All the physical parts of the system are now built. Various software routines were written to test the different aspects of the system, but not everything has been together on the same circuit boards. The display, for arguments sake, had never been proved. I've used LCD displays in past projects though, so that was not a big deal.
While I was laying the processor board out, it occurred to me that a cool facility would be some sort of visual interface for programming. I'm really glad I did, because it came in very handy for debugging, by telling me what the system was doing at any time. This can be a time-saver, as you can see if the software is caught up in an endless loop, and the system appears broken!
The display was included as part of the final system as a user interface.
I was a bit dubious of the system operating in the real world, as that can be a pretty hostile environment for a sensitive micro-processor. This is certainly true in some pipe organs, because there are numerous electro-magnets, causing potential spikes through the power supply when operated (although the magnets are supposed to be suppressed). There's also an electric motor for raising the wind. If the motor is turned on and off with any electronic systems connected, that might cause issues. In short, you can prepare for a lot of eventualities, but you're never sure about anything until the system is up and running in these hostile surroundings.

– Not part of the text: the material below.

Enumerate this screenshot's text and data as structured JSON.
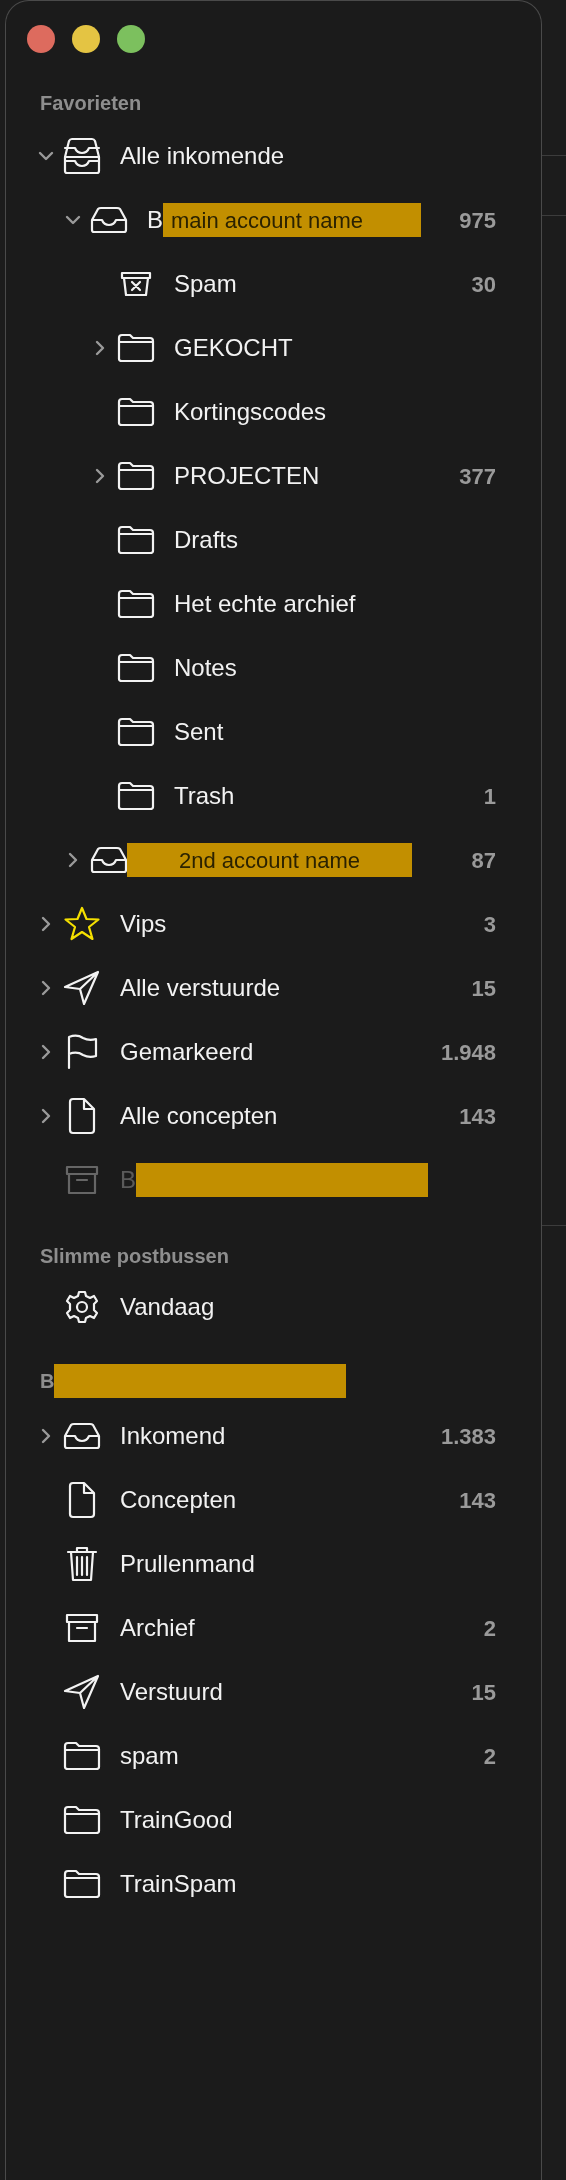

Another thing is, it's one thing testing single inputs to the system to get it to perform a single task, but if you press a piston (button) that makes several things happen together, the result can be quite unpredictable. When you're programming for a system like this, you have to be something of a pessimist, and think "what's the worst thing that can happen at any time?". If you program with this in mind, there shouldn't be too many surprises when the system is "doing it for real".
There are certain times when you actually have to slow the program down, or wait until an entire sequence of events has finished. With an organ control system you normally don't notice anything untoward, as the bits of organ you're controlling wont really be quick enough to respond to most things at a transient level. On the other hand, this is a system that once it starts to speak, it's committed to finishing the phrase!
As a valedictory to these pages, I'm going to include a few lines of the system glue (called software) that keeps everything together! This is a straightforward routine to get all the inputs.
if(test_bit(portc,5)) bt = 1; else bt = 0;//Preserve mute state
portc = chip_l;
w_store[chip_l + (bd_l * 8)] = 0;
for(bit_l = 0; bit_l < 8; bit_l++) //Inputs for current chip interrogation
porte = bit_l;
bt = test_bit(porta,4); //Output bit corresponding to current address/data/board enable combo.
if (bt) set_bit(w_store[chip_l + (bd_l * 8)], bit_l);
The few lines above is just a snippet of the whole project software. It's being constantly called, with a differential-checking routine in between. Any differences are then acted upon - that's where the fun-and-games start!
The processor device I ended up using was a PIC18F4685. Along the way, I evaluated a PIC16F874, a PIC18F452 and a PIC18F4520.
Thanks to all the people I know, who put up with my enthusiasm while I worked on the project. I must have been pretty boring! Yeah yeah, I know - I still am!